# [WORK ITEM]
Write the whole listing out again, word for word.

# [GIVEN RECORDS]
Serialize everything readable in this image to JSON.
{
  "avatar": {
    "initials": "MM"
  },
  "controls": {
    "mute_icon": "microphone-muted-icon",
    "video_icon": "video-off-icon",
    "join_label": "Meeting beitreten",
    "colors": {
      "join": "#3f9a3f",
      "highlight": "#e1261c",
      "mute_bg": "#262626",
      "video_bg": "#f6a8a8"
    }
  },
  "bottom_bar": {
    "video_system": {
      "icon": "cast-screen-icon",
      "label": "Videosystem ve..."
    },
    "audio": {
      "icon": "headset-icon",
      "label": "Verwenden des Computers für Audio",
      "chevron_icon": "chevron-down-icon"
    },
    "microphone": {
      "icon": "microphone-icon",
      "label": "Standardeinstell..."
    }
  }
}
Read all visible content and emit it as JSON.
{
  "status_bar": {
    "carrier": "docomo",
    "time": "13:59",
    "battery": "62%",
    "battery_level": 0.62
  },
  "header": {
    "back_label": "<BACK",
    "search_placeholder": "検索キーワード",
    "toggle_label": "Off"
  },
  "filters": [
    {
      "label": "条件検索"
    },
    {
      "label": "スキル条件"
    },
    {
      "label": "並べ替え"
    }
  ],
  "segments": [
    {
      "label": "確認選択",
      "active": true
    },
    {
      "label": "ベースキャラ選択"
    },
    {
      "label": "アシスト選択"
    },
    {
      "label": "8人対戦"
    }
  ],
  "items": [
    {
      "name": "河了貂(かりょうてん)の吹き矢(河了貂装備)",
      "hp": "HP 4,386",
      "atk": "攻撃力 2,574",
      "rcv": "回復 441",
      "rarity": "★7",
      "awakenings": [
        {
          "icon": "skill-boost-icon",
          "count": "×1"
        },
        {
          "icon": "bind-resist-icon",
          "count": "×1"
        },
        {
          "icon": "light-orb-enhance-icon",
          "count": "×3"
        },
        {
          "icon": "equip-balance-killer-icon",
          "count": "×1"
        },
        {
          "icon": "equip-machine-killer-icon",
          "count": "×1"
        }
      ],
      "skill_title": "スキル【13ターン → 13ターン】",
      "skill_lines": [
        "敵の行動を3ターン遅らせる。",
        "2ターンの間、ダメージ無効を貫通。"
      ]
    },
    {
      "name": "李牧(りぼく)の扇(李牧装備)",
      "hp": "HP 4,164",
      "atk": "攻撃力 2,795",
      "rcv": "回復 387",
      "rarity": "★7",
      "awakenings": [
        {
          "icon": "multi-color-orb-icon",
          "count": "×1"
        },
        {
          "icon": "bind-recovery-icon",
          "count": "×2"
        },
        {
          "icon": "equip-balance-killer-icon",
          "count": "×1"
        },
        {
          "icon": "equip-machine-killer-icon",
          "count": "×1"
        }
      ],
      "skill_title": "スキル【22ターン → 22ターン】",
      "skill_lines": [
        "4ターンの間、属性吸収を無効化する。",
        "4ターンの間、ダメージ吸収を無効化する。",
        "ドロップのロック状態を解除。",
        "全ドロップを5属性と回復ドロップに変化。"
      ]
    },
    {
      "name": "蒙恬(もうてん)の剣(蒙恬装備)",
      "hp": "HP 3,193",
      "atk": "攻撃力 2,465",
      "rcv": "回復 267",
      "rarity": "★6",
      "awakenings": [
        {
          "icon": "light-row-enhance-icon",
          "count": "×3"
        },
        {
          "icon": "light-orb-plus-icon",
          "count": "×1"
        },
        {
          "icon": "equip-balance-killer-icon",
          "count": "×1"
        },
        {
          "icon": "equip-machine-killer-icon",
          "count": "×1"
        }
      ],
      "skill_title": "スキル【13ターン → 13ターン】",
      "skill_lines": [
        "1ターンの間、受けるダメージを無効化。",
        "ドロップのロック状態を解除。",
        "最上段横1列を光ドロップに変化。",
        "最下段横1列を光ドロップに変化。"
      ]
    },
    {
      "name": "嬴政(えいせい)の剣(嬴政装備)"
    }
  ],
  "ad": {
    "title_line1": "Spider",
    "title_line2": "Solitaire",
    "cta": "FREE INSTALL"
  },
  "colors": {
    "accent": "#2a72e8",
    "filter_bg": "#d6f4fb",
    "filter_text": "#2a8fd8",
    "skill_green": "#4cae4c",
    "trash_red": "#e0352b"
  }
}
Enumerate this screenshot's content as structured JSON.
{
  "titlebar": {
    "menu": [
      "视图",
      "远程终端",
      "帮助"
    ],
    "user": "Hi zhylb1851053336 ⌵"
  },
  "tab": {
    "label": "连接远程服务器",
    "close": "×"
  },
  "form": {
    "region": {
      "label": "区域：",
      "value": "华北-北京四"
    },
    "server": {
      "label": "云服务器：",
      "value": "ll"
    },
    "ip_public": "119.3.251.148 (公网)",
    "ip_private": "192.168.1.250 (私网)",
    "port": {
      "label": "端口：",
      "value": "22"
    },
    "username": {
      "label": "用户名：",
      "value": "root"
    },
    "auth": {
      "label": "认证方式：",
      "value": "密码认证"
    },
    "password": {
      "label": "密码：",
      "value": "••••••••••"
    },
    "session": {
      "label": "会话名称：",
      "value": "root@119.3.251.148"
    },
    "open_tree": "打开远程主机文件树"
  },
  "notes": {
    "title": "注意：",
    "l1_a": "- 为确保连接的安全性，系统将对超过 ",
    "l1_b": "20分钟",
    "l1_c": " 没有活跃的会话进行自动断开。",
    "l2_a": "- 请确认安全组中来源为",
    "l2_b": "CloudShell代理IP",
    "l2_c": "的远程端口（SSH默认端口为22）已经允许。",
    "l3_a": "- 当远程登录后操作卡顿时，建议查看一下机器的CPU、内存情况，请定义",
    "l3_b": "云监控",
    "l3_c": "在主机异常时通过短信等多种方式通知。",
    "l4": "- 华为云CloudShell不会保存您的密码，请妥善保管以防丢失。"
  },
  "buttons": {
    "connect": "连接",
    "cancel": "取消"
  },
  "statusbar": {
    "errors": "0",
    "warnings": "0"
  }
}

# [REPLY]
Serialize everything readable in this image to JSON.
{
  "avatar": {
    "initials": "MM"
  },
  "controls": {
    "mute_icon": "microphone-muted-icon",
    "video_icon": "video-off-icon",
    "join_label": "Meeting beitreten",
    "colors": {
      "join": "#3f9a3f",
      "highlight": "#e1261c",
      "mute_bg": "#262626",
      "video_bg": "#f6a8a8"
    }
  },
  "bottom_bar": {
    "video_system": {
      "icon": "cast-screen-icon",
      "label": "Videosystem ve..."
    },
    "audio": {
      "icon": "headset-icon",
      "label": "Verwenden des Computers für Audio",
      "chevron_icon": "chevron-down-icon"
    },
    "microphone": {
      "icon": "microphone-icon",
      "label": "Standardeinstell..."
    }
  }
}
Read all visible content and emit it as JSON.
{
  "status_bar": {
    "carrier": "docomo",
    "time": "13:59",
    "battery": "62%",
    "battery_level": 0.62
  },
  "header": {
    "back_label": "<BACK",
    "search_placeholder": "検索キーワード",
    "toggle_label": "Off"
  },
  "filters": [
    {
      "label": "条件検索"
    },
    {
      "label": "スキル条件"
    },
    {
      "label": "並べ替え"
    }
  ],
  "segments": [
    {
      "label": "確認選択",
      "active": true
    },
    {
      "label": "ベースキャラ選択"
    },
    {
      "label": "アシスト選択"
    },
    {
      "label": "8人対戦"
    }
  ],
  "items": [
    {
      "name": "河了貂(かりょうてん)の吹き矢(河了貂装備)",
      "hp": "HP 4,386",
      "atk": "攻撃力 2,574",
      "rcv": "回復 441",
      "rarity": "★7",
      "awakenings": [
        {
          "icon": "skill-boost-icon",
          "count": "×1"
        },
        {
          "icon": "bind-resist-icon",
          "count": "×1"
        },
        {
          "icon": "light-orb-enhance-icon",
          "count": "×3"
        },
        {
          "icon": "equip-balance-killer-icon",
          "count": "×1"
        },
        {
          "icon": "equip-machine-killer-icon",
          "count": "×1"
        }
      ],
      "skill_title": "スキル【13ターン → 13ターン】",
      "skill_lines": [
        "敵の行動を3ターン遅らせる。",
        "2ターンの間、ダメージ無効を貫通。"
      ]
    },
    {
      "name": "李牧(りぼく)の扇(李牧装備)",
      "hp": "HP 4,164",
      "atk": "攻撃力 2,795",
      "rcv": "回復 387",
      "rarity": "★7",
      "awakenings": [
        {
          "icon": "multi-color-orb-icon",
          "count": "×1"
        },
        {
          "icon": "bind-recovery-icon",
          "count": "×2"
        },
        {
          "icon": "equip-balance-killer-icon",
          "count": "×1"
        },
        {
          "icon": "equip-machine-killer-icon",
          "count": "×1"
        }
      ],
      "skill_title": "スキル【22ターン → 22ターン】",
      "skill_lines": [
        "4ターンの間、属性吸収を無効化する。",
        "4ターンの間、ダメージ吸収を無効化する。",
        "ドロップのロック状態を解除。",
        "全ドロップを5属性と回復ドロップに変化。"
      ]
    },
    {
      "name": "蒙恬(もうてん)の剣(蒙恬装備)",
      "hp": "HP 3,193",
      "atk": "攻撃力 2,465",
      "rcv": "回復 267",
      "rarity": "★6",
      "awakenings": [
        {
          "icon": "light-row-enhance-icon",
          "count": "×3"
        },
        {
          "icon": "light-orb-plus-icon",
          "count": "×1"
        },
        {
          "icon": "equip-balance-killer-icon",
          "count": "×1"
        },
        {
          "icon": "equip-machine-killer-icon",
          "count": "×1"
        }
      ],
      "skill_title": "スキル【13ターン → 13ターン】",
      "skill_lines": [
        "1ターンの間、受けるダメージを無効化。",
        "ドロップのロック状態を解除。",
        "最上段横1列を光ドロップに変化。",
        "最下段横1列を光ドロップに変化。"
      ]
    },
    {
      "name": "嬴政(えいせい)の剣(嬴政装備)"
    }
  ],
  "ad": {
    "title_line1": "Spider",
    "title_line2": "Solitaire",
    "cta": "FREE INSTALL"
  },
  "colors": {
    "accent": "#2a72e8",
    "filter_bg": "#d6f4fb",
    "filter_text": "#2a8fd8",
    "skill_green": "#4cae4c",
    "trash_red": "#e0352b"
  }
}
Enumerate this screenshot's content as structured JSON.
{
  "titlebar": {
    "menu": [
      "视图",
      "远程终端",
      "帮助"
    ],
    "user": "Hi zhylb1851053336 ⌵"
  },
  "tab": {
    "label": "连接远程服务器",
    "close": "×"
  },
  "form": {
    "region": {
      "label": "区域：",
      "value": "华北-北京四"
    },
    "server": {
      "label": "云服务器：",
      "value": "ll"
    },
    "ip_public": "119.3.251.148 (公网)",
    "ip_private": "192.168.1.250 (私网)",
    "port": {
      "label": "端口：",
      "value": "22"
    },
    "username": {
      "label": "用户名：",
      "value": "root"
    },
    "auth": {
      "label": "认证方式：",
      "value": "密码认证"
    },
    "password": {
      "label": "密码：",
      "value": "••••••••••"
    },
    "session": {
      "label": "会话名称：",
      "value": "root@119.3.251.148"
    },
    "open_tree": "打开远程主机文件树"
  },
  "notes": {
    "title": "注意：",
    "l1_a": "- 为确保连接的安全性，系统将对超过 ",
    "l1_b": "20分钟",
    "l1_c": " 没有活跃的会话进行自动断开。",
    "l2_a": "- 请确认安全组中来源为",
    "l2_b": "CloudShell代理IP",
    "l2_c": "的远程端口（SSH默认端口为22）已经允许。",
    "l3_a": "- 当远程登录后操作卡顿时，建议查看一下机器的CPU、内存情况，请定义",
    "l3_b": "云监控",
    "l3_c": "在主机异常时通过短信等多种方式通知。",
    "l4": "- 华为云CloudShell不会保存您的密码，请妥善保管以防丢失。"
  },
  "buttons": {
    "connect": "连接",
    "cancel": "取消"
  },
  "statusbar": {
    "errors": "0",
    "warnings": "0"
  }
}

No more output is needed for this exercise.